Raphael was an Italian painter who was one of the leading artists of the Renaissance. He created many of the most significant paintings of the early 16th century and his art has been extremely influential ever since.
RAPHAEL’S EARLY LIFE
Raphael’s real name was Raffaelo Sanzio. Experts are not entirely sure when he was born, but it was either March 28 or April 6, 1483, in Urbino, central Italy. His father was the artist Giovanni di Santi. Giovanni worked mainly for Francesco Gonzaga, who was a member of the ruling family in Mantua. So Raphael had some experience of court life in his childhood. This meant that he found it easy to get along with the important people he worked for later in his life.
In 1500, Raphael began to work with Perugino, a highly respected artist who was one of the first to paint in oil. Perugino used pure strong colours for the people in his pictures, whom he portrayed with a sweet air of holiness and goodness, in landscapes that seem to glow with pale, shimmering light. This influenced Raphael’s work, but Raphael soon showed that his talent and technique were good enough to rival those of his mentor.
RAPHAEL IN FLORENCE
In 1504, Raphael travelled to Florence for the first time, probably hoping to improve his skills in anatomy and perspective. There, he saw works by Leonardo da Vinci and Michelangelo. He often visited this important centre of the arts over the next four years. During this time he produced pictures on a range of subjects and moved away from the style of Perugino. He painted Madonnas, showing the Virgin Mary as a beautiful, gentle woman. In another series of pictures he painted the Madonna with Jesus Christ as a baby. Raphael often placed these scenes, which at times also included St John the Baptist, in outdoor settings. Leonardo and Michelangelo had been experimenting with different arrangements of figures and their work influenced Raphael’s compositions.
RAPHAEL’S WORK IN THE VATICAN, ROME
In 1508, Pope Julius II asked Raphael to come to Rome to decorate a series of official rooms in the Vatican. The artist painted frescoes using themes that reflected what each room was used for. For example, the Stanza della Segnatura, the Pope’s library and private office, was decorated with pictures illustrating different sides of the human spirit: spiritual truth, logic, goodness and beauty. One of the most famous of these frescoes is The School of Athens, which shows Greek philosophers such as Plato and Aristotle grouped together in a grand Classical building.

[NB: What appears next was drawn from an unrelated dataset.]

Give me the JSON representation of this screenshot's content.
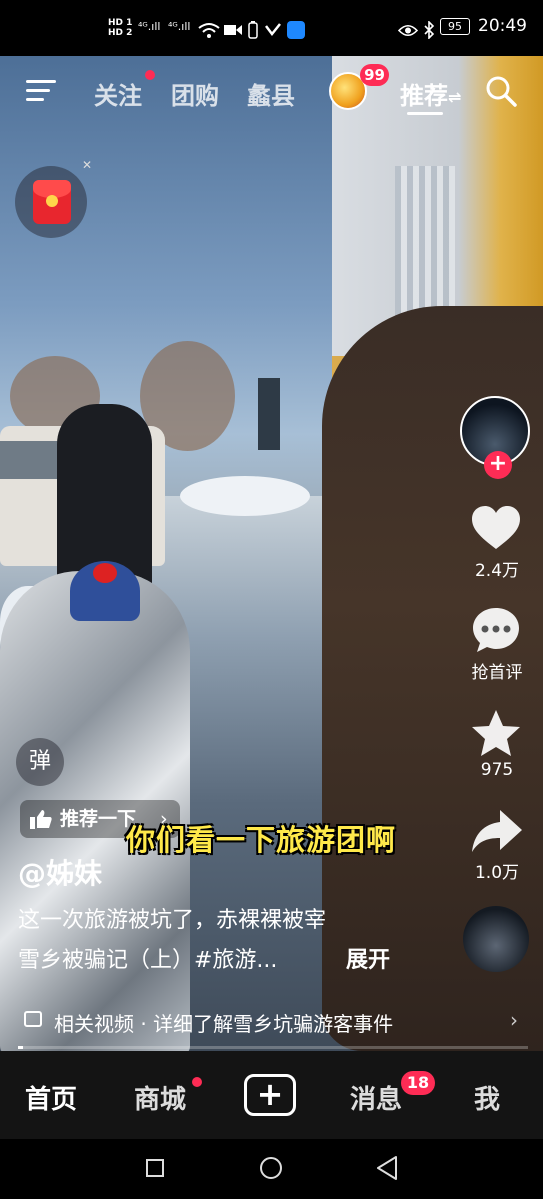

Raphael also made a series of preparatory drawings (known as “cartoons”) as designs for tapestries to be hung in the Vatican’s famous Sistine Chapel. These sketches showed events in the lives of St Peter and St Paul, and had a big influence on the work of later artists.
Raphael had other artistic talents. In 1512 he began to work as an architect. Donato Bramante, the architect in charge of rebuilding St Peter’s Basilica, the huge cathedral-like building in the Vatican, died in 1514 and Raphael was chosen to replace him.
Raphael was not only employed by the Church. He also painted for private clients. One important patron was a banker called Agostino Chigi, for whom he decorated two chapels, as well as a villa. Raphael’s interiors were partly inspired by the style of the Roman emperor Nero’s ancient palace, which had been recently excavated. The frescoes Raphael painted in the villa were of mythological scenes. They show Galatea—a statue of a beautiful woman brought to life by Venus, the goddess of love, for the sculptor Pygmalion, who had fallen in love with his own creation—as well as Cupid and Psyche, who, according to Roman mythology, fell in love and overcame great obstacles to be together.
PORTRAITS AND ALTARPIECES
During the years he spent in Rome, Raphael also painted memorable portraits. These include Pope Julius II (c. 1511), Pope Leo X and Two Cardinals (c. 1519) and a portrait of the nobleman Baldassare Castiglione (c. 1516). Remarkable for their vivid colours and Raphael’s skill in capturing both the sitter’s likeness and character, these pictures represented a powerful and new kind of image. They inspired many portrait artists in the centuries that followed.
Raphael painted altarpieces throughout his career. Towards the end of his life he executed a number of particularly fine examples, including the famous Sistine Madonna (c. 1513). This magnificent altarpiece shows the Virgin Mary and child in the clouds, above two loveable cherubs.
Unlike several other major artists of the Italian Renaissance, such as Leonardo da Vinci, Michelangelo and Titian, Raphael died at a young age. His death in Rome on April 6, 1520, cut short his successful and productive career.